Runners LOVE strengthening their abdominals. Why? Well, a stronger lower abdominal wall does help carry over to running performance. Also, most “core strengthening” exercises are body weight related (a runner’s favorite). However, did you know that those simple exercises may not be doing as much for you as you think? Let’s chat.
We all know that many runners avoid weight training like the plague, but what if we made it all simpler for you?
As a runner, you need to remember that your “core musculature” isn’t solely made up of your abdominals. It includes your diaphragm, pelvic floor, gluteals, hip musculature & more. To get stronger means that sometimes you need to lift some external weight from time to time. So how can you help improve your training and strengthen your core? Let’s start with these 5 simple exercises.
The Single-Leg Bridge is a great exercise to incorporate into any runner’s program. Not only will it help you develop core stability, but also hamstring and gluteal strength. Throw in 3-4 sets of 8-12 reps to start. Mastery is a hold for 30 seconds maintaining height and a neutral pelvis!
Side Planks with Hip Abduction are a great plank variation for runners. On top of strengthening your lateral core, you will also strengthen your hips! During this exercise, the gluteus medius (an integral muscle for runners) fires at 100%! Start with 5 repetitions of 20 seconds and progress to static holds for 45 seconds-1 minute! Mastery is holding 45 seconds for women and 55 seconds for men!
Marching Suitcase Carries are a great addition to core strength programming. Running requires upright and forward movement like marching. So, why not add a march that adds abdominal and gluteal strengthening & balance into your program? Holding a weight in one hand, march in a forward direction for ~ 50 meters. Each time you take a step, remain in the march position for~ 2 seconds. Repeat this several times in each arm. Mastery of this is to perform a single-arm carry with march with ~50% of your bodyweight in one hand for ~50m.
Goblet Squats are a versatile exercise for runners. The Goblet Squat is known as a quad and lower limb development exercise. What most people forget is to squat well you must engage your abdominal musculature! Carry a weight in front of you as if you’re getting ready to drink from a large goblet like a Viking. Drop into your squat maintaining a neutral spine and push out through your shoelaces. Add in 3-4 sets of 8-12 reps and get more bang for your buck in your core routine! Mastery of this task depends on your prior abilities! If you’re comfortable lifting weights, grab something a little bit heavier than normal. 🙂

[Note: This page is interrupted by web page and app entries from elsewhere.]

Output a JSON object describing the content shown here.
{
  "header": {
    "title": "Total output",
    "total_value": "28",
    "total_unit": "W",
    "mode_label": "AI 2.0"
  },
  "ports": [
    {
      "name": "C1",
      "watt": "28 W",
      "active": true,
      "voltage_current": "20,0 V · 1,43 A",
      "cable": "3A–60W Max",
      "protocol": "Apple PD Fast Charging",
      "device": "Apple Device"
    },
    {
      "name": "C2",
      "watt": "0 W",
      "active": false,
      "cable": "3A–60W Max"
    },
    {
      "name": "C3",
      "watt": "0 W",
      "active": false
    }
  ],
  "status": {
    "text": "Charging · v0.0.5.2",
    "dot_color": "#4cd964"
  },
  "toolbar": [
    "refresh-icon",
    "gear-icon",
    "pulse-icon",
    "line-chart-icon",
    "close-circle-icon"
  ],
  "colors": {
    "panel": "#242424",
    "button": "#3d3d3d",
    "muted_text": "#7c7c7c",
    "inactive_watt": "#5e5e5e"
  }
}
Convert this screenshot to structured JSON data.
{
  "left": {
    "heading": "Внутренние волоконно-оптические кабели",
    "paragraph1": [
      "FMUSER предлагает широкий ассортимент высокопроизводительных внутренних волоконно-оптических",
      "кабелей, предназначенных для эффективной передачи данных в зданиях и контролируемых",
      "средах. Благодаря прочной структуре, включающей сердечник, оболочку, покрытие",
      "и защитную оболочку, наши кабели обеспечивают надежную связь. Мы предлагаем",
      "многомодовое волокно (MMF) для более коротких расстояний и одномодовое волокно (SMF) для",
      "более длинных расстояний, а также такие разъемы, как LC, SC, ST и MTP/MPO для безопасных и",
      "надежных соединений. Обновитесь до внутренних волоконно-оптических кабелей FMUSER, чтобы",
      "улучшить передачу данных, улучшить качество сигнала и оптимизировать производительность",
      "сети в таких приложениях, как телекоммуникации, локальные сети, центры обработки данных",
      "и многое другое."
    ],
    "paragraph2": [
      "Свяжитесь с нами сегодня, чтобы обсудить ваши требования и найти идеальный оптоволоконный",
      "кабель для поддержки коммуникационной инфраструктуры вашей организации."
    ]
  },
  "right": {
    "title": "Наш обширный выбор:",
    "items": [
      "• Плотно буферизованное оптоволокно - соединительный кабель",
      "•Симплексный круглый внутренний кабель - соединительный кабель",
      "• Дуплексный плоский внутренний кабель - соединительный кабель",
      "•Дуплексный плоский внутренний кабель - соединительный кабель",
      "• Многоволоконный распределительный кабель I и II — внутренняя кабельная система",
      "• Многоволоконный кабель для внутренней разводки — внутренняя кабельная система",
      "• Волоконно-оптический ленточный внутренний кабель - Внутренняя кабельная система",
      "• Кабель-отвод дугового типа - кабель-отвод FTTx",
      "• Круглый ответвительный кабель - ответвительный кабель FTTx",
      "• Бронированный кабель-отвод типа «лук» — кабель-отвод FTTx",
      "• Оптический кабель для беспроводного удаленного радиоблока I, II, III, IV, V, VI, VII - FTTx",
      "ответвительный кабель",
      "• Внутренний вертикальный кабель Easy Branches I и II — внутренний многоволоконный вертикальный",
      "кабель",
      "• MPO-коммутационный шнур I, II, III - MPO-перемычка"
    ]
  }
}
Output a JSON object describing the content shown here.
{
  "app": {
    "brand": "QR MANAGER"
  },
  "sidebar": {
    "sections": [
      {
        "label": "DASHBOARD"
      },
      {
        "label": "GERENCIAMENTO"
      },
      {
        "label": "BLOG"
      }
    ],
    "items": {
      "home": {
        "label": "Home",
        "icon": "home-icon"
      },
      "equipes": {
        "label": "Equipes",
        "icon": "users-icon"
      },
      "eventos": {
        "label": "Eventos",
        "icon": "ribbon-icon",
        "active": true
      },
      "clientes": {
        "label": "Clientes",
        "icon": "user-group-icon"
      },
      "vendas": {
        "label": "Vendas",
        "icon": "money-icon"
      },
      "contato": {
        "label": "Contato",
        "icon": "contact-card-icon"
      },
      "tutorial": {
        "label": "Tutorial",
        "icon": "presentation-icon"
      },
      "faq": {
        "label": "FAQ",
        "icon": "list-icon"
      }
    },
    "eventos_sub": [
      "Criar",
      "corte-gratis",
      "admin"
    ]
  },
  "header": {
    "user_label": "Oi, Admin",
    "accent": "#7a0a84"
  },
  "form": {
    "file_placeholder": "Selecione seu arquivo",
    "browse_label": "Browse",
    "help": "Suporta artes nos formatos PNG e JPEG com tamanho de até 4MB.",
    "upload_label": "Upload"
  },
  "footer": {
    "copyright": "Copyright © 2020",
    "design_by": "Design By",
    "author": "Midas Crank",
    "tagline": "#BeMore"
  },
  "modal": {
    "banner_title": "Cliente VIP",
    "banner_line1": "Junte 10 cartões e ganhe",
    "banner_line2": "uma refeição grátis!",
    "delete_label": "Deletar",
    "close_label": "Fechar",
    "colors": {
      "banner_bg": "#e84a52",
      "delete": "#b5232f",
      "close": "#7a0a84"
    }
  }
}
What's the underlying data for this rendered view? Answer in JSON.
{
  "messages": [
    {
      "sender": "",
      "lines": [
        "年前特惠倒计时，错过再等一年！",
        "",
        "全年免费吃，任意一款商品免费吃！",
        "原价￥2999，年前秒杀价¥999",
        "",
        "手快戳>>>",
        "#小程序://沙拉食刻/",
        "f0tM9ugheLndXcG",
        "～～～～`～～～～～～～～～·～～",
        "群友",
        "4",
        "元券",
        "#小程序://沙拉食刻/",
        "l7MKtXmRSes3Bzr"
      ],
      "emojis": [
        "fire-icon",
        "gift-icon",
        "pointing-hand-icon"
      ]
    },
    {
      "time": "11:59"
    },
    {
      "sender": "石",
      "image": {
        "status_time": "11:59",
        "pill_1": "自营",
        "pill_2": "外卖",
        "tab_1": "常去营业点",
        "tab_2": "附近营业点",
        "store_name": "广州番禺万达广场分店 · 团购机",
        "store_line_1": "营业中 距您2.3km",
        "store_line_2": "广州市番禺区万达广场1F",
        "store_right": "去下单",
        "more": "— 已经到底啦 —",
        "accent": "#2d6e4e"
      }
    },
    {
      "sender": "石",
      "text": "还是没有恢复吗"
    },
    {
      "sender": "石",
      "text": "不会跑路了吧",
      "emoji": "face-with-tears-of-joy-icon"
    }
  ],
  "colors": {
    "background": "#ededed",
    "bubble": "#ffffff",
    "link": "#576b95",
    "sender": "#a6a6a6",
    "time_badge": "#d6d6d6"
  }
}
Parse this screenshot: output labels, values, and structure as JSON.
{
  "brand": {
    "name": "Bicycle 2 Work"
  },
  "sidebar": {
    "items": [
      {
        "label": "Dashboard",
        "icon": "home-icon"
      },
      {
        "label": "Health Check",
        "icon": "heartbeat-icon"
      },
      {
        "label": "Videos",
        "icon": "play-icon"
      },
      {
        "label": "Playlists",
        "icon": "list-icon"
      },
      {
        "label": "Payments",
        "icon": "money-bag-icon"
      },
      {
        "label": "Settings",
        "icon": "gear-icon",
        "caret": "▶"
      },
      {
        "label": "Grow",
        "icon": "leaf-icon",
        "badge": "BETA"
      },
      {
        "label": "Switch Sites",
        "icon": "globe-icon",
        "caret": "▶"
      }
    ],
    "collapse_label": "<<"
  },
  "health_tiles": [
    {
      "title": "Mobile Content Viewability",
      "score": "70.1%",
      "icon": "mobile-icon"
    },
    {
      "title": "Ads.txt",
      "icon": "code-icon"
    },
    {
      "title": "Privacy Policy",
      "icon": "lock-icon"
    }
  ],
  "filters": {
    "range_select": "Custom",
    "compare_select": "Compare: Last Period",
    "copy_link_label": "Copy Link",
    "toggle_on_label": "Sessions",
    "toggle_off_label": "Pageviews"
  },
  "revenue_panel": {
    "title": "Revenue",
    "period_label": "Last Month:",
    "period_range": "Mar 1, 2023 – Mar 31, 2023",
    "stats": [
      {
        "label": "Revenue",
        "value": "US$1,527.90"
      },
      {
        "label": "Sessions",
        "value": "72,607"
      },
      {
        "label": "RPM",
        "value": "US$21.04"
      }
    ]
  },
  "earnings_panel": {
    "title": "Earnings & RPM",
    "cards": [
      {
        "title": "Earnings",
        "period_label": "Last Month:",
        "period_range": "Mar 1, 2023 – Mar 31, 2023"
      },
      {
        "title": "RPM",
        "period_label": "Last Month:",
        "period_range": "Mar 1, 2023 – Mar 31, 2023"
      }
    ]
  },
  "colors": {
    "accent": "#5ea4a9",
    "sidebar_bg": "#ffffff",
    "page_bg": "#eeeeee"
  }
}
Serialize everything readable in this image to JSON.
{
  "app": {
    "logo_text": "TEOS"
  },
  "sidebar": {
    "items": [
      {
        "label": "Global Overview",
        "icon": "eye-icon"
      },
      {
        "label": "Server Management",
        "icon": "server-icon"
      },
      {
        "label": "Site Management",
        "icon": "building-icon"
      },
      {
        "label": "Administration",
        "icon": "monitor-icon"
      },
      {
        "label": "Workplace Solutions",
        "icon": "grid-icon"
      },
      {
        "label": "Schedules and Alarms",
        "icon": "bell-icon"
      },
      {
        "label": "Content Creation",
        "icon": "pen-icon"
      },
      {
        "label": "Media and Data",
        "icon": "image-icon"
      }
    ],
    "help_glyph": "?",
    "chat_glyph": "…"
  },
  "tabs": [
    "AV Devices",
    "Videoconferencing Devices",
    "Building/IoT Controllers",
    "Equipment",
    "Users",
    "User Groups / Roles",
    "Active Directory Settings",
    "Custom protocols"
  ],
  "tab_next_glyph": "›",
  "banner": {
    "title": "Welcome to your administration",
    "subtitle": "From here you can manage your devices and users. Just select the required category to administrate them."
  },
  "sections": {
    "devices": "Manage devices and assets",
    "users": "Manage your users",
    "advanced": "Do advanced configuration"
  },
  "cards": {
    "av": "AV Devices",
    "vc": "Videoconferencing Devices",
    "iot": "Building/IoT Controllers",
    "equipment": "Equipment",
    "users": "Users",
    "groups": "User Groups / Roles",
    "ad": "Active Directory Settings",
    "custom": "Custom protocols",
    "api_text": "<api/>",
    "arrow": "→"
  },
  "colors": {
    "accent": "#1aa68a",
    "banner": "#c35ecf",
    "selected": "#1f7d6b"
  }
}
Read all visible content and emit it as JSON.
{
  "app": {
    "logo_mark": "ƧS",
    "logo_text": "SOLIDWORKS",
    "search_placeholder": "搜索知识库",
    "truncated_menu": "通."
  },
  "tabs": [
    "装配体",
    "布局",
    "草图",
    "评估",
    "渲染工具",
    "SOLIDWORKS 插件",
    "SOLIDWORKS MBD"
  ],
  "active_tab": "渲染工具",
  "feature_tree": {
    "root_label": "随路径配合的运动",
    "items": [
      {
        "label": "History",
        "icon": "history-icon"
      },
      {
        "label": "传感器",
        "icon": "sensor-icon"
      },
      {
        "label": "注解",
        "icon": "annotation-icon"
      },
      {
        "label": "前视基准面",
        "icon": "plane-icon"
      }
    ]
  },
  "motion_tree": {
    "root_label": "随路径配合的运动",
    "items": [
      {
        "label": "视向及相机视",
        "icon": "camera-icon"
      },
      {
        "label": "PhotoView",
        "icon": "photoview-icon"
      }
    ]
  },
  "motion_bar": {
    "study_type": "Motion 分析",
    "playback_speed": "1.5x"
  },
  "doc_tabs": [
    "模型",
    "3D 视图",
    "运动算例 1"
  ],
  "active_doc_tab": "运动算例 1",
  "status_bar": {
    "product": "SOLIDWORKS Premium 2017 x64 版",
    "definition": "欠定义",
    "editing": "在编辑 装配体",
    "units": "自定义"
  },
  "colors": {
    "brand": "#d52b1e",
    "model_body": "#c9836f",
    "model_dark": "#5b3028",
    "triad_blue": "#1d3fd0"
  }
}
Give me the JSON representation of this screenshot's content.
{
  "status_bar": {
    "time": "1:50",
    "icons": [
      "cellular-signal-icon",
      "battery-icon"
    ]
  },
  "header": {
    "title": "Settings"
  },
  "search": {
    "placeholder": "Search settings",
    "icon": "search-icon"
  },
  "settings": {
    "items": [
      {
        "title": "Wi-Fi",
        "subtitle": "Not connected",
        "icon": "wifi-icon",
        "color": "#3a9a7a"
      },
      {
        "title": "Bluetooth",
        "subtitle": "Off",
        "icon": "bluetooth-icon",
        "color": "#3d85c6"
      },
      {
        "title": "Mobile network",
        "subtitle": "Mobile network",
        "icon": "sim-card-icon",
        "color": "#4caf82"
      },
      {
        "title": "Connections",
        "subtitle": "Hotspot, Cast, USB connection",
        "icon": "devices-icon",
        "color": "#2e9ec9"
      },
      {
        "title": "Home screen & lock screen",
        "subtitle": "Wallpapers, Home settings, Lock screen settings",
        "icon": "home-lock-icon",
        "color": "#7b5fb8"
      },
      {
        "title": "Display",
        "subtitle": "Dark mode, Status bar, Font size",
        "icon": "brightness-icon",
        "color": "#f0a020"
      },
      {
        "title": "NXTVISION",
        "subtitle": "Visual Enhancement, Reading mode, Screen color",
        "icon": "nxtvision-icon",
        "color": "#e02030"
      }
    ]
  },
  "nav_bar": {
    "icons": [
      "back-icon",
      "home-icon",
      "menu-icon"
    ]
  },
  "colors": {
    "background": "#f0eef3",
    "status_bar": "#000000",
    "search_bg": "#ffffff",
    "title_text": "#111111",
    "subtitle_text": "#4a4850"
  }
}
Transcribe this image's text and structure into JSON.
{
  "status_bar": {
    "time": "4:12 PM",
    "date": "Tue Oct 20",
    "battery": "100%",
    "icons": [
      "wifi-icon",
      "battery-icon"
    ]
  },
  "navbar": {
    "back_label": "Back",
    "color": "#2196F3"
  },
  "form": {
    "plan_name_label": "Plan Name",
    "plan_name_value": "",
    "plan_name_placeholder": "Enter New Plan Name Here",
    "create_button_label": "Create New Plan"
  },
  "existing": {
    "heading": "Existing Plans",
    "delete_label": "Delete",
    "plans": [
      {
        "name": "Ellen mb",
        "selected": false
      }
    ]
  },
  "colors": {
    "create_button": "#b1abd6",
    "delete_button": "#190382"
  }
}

Single-Leg Romanian Deadlifts (RDLs) are a great addition to all runners’ programming. Adding these into your core routine will help you develop a stronger core and balance. It will also help you improve your hamstring and lower limb resilience. Try 3-4 sets of 8-12 of these! Similar to the goblet squat, mastery of this depends on your prior abilities.
Add in these five things and your “core” musculature will thank me later.
As always, if you have any questions, just throw them in the comments below!